**TASK BRIEF**
Match the word "name". Return each line of the data below where it appears.

**DATA RECORDS**

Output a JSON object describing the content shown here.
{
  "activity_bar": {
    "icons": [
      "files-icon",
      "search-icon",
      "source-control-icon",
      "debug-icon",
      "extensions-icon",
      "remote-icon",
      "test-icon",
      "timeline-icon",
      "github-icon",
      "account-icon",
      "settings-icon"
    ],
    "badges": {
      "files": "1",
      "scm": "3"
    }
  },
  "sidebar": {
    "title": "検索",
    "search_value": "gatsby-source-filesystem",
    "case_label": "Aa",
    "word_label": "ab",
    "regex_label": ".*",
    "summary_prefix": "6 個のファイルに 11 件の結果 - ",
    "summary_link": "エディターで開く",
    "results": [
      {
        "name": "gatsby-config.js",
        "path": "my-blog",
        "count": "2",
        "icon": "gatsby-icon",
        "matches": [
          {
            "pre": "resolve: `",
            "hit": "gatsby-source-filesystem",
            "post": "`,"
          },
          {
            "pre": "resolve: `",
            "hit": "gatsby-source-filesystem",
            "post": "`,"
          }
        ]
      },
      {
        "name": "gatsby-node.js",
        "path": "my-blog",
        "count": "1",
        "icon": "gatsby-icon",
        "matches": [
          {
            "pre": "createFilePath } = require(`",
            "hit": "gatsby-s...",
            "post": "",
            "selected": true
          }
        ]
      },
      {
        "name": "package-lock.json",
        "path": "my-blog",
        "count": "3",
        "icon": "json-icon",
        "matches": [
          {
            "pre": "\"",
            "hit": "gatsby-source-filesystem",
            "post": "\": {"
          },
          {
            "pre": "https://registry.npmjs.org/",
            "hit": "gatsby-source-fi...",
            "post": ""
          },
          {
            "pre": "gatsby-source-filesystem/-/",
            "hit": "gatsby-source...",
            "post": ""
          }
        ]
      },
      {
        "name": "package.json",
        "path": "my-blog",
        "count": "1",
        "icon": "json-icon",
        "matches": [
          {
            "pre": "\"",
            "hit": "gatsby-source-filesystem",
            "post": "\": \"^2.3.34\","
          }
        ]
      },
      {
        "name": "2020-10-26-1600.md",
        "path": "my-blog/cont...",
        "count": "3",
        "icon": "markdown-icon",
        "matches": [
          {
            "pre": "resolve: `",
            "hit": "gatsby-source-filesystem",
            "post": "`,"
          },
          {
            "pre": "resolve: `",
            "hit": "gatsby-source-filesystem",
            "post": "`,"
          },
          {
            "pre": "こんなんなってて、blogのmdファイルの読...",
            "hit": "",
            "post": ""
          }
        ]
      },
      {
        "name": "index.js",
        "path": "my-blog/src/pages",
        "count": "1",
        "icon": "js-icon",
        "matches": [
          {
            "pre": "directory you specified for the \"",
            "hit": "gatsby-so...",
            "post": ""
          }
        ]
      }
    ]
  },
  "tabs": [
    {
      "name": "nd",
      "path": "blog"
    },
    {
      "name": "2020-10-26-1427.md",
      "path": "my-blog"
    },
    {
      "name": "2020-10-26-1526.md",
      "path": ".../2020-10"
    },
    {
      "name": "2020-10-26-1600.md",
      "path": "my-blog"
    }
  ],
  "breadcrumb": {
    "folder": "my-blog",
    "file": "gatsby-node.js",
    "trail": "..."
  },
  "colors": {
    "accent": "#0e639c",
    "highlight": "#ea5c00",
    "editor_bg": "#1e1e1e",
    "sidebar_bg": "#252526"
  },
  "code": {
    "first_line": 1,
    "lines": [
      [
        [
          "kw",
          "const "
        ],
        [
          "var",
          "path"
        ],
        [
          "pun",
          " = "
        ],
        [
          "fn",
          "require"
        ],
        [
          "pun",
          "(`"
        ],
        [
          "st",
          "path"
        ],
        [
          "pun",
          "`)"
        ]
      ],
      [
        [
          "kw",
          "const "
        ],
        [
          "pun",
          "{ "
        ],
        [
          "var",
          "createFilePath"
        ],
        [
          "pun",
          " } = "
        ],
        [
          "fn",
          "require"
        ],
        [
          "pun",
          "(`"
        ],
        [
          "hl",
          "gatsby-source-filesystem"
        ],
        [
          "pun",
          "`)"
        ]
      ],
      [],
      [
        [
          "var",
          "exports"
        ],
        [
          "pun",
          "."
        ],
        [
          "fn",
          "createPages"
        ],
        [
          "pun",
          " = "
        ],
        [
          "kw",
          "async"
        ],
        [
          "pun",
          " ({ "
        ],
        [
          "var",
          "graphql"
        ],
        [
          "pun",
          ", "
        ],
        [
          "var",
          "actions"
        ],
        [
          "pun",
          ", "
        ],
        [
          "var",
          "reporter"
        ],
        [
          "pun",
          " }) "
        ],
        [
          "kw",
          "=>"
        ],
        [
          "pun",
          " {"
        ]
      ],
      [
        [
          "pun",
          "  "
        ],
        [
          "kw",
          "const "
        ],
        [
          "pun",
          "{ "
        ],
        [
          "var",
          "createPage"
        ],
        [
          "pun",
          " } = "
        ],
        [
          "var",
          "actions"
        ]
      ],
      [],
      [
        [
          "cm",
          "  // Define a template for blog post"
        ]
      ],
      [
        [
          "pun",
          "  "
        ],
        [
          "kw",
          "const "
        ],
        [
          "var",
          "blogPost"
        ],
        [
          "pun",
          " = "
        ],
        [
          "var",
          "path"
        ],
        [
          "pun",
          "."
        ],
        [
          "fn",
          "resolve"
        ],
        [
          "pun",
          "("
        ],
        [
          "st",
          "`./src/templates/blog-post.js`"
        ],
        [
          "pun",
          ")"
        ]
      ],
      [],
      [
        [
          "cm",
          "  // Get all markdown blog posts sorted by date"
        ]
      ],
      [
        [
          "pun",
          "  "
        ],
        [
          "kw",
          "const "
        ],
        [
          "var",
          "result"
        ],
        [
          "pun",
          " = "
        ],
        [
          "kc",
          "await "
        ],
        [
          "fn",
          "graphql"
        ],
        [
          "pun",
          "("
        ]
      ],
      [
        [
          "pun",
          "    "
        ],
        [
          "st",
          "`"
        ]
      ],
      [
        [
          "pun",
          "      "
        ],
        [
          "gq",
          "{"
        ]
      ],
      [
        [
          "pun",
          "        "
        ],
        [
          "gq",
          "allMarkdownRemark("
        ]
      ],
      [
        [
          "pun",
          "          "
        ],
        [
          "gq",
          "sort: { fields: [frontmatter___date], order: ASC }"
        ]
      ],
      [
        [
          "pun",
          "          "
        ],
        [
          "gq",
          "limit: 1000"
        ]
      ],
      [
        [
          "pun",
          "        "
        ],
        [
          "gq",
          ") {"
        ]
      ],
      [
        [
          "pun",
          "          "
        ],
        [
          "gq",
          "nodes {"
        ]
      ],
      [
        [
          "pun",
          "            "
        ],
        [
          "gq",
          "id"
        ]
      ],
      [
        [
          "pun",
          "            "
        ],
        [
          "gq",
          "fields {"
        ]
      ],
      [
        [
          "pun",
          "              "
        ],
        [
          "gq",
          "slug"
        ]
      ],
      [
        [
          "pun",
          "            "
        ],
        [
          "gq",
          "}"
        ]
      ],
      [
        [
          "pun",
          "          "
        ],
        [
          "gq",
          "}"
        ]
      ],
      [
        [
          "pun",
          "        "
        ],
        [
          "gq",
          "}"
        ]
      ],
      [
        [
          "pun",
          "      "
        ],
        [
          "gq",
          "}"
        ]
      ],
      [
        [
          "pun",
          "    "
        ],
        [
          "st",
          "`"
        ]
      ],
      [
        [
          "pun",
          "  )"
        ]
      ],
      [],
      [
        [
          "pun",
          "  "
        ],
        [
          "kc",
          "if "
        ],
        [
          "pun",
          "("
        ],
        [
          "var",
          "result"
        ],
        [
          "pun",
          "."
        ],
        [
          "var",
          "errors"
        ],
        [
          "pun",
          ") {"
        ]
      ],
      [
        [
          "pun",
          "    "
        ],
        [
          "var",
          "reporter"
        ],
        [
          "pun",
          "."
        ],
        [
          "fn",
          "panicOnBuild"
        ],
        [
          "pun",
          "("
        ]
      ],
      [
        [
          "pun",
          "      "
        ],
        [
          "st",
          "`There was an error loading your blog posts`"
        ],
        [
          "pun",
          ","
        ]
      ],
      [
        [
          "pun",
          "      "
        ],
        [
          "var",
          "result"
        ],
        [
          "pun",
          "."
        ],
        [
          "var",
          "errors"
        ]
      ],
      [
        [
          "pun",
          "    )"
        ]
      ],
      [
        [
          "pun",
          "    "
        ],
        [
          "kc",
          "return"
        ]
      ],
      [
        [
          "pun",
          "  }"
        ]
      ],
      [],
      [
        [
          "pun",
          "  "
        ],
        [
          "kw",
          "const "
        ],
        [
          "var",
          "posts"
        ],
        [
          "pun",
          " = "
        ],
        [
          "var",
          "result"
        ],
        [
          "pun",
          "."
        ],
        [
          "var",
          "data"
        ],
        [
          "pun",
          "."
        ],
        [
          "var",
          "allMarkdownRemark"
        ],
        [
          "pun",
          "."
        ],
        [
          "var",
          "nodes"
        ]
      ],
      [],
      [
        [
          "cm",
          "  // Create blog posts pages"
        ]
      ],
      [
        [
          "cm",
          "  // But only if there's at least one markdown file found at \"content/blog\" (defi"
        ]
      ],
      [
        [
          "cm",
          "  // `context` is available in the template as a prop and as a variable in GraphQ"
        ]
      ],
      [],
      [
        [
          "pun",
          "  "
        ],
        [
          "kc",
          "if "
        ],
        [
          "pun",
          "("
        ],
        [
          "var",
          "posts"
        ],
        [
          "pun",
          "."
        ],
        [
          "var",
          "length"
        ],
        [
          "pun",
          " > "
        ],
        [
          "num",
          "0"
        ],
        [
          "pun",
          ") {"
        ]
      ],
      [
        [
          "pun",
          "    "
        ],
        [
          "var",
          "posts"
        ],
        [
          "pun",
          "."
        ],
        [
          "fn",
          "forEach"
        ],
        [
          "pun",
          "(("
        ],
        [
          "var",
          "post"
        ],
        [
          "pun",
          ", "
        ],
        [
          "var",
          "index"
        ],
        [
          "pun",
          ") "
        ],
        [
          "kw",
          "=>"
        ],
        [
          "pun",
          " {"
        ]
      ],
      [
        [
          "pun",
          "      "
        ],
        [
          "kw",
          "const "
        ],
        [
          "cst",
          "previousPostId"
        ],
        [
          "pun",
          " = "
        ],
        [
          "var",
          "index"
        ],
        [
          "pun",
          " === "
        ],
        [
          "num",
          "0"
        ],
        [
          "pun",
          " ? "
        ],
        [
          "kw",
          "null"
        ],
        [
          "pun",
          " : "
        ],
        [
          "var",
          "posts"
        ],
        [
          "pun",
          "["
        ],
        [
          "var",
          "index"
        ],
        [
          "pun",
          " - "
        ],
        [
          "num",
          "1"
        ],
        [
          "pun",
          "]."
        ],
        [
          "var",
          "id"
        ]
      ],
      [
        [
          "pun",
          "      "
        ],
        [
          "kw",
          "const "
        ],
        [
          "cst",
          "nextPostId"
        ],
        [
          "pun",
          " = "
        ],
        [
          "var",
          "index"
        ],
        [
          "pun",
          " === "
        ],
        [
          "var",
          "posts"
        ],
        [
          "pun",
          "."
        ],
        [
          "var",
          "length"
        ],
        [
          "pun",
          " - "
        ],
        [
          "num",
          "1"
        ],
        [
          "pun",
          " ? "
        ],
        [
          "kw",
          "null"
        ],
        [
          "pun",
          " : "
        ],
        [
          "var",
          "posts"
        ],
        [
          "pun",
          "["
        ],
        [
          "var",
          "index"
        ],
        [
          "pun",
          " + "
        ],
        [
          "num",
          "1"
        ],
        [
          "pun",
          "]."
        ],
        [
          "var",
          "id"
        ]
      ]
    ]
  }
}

**OUTPUT OF THE EXERCISE**
        "name": "gatsby-config.js",
        "name": "gatsby-node.js",
        "name": "package-lock.json",
        "name": "package.json",
        "name": "2020-10-26-1600.md",
        "name": "index.js",
      "name": "nd",
      "name": "2020-10-26-1427.md",
      "name": "2020-10-26-1526.md",
      "name": "2020-10-26-1600.md",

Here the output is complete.